ISIS hits back with ninth suicide car bombing in Libya's Sirte

TRIPOLI (AFP) - The Islamic State of Iraq and Syria (ISIS) group carried out a suicide car bombing Friday (June 17) in the coastal city of Sirte, the ninth such attack this week by the beleaguered jihadists, Libya's unity government said.

The Government of National Accord said two members of the forces allied with the GNA were lightly wounded in the latest attack.

Pinned down in the centre of Sirte, formerly their stronghold in Libya, ISIS have hit back with suicide bombings and counter-attacks since GNA forces fought their way into the city last week.

Jihadist groups took root in Libya in late 2014, taking advantage of the chaos and power struggles that followed the NATO-backed uprising that toppled and killed dictator Moamer Kadhafi in 2011.

On Thursday, 10 members of the pro-GNA forces were killed in a suicide bombing in Abu Grein, a town 130 kilometres away that they captured on May 17 in their advance on Sirte.

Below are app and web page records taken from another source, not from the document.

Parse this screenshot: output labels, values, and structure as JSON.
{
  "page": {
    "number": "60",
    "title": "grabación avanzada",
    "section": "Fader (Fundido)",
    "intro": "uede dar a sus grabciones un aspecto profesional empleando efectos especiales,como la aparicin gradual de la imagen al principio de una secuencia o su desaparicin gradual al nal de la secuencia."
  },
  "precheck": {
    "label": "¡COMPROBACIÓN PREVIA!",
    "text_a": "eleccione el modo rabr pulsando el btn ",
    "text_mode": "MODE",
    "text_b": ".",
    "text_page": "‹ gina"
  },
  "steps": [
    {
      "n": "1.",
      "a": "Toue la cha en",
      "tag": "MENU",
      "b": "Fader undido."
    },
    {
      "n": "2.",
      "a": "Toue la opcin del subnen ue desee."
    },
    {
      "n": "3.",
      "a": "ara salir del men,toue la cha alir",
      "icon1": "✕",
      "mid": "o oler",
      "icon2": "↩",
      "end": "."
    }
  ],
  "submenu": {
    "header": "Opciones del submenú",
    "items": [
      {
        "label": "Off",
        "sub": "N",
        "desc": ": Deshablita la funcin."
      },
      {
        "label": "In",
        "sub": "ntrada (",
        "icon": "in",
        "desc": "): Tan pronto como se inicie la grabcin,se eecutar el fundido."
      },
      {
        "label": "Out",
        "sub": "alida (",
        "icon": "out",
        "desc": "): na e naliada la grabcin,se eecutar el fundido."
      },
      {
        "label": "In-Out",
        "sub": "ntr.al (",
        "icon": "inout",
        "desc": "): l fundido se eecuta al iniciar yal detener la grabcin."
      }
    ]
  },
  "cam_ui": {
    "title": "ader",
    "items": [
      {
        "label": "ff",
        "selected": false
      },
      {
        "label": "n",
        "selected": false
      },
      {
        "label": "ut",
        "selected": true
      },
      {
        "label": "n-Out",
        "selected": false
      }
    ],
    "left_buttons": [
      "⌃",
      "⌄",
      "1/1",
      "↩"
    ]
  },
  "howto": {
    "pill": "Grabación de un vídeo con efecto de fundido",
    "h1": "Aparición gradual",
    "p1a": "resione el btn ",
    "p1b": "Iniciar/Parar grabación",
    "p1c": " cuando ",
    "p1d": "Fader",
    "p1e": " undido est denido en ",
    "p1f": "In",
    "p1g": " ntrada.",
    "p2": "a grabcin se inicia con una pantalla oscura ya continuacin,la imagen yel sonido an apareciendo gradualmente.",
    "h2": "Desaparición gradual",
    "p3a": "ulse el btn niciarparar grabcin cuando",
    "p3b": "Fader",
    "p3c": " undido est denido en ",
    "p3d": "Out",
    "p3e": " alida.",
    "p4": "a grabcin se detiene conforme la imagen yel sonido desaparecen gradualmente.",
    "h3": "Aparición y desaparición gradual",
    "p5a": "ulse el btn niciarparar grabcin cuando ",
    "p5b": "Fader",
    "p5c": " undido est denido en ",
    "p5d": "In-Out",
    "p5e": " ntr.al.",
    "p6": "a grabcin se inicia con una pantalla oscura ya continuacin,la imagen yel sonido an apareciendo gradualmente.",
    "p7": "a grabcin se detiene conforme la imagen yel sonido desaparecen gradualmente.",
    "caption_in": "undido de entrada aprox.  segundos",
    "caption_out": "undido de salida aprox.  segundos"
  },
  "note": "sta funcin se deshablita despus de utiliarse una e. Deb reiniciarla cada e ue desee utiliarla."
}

The pro-GNA forces aim to expel IS from its bastion on Europe's doorstep, but the jihadists, holed up in residential areas of the Mediterranean city, have intensified efforts to regain ground.

Established in Tripoli more than two months ago, the UN-backed unity government has been struggling to exert its control over the North African country, which is awash with weapons.

The operation to retake Sirte has so far left 164 pro-GNA fighters dead and more than 500 wounded, according to an AFP count based on reports from medical officials.

No casualty figures are available for the jihadists in Sirte, 450 kilometres east of the capital.

US officials estimate ISIS has 5,000 fighters in Libya, most of them in Sirte, where the remaining civilian population numbers around 30,000.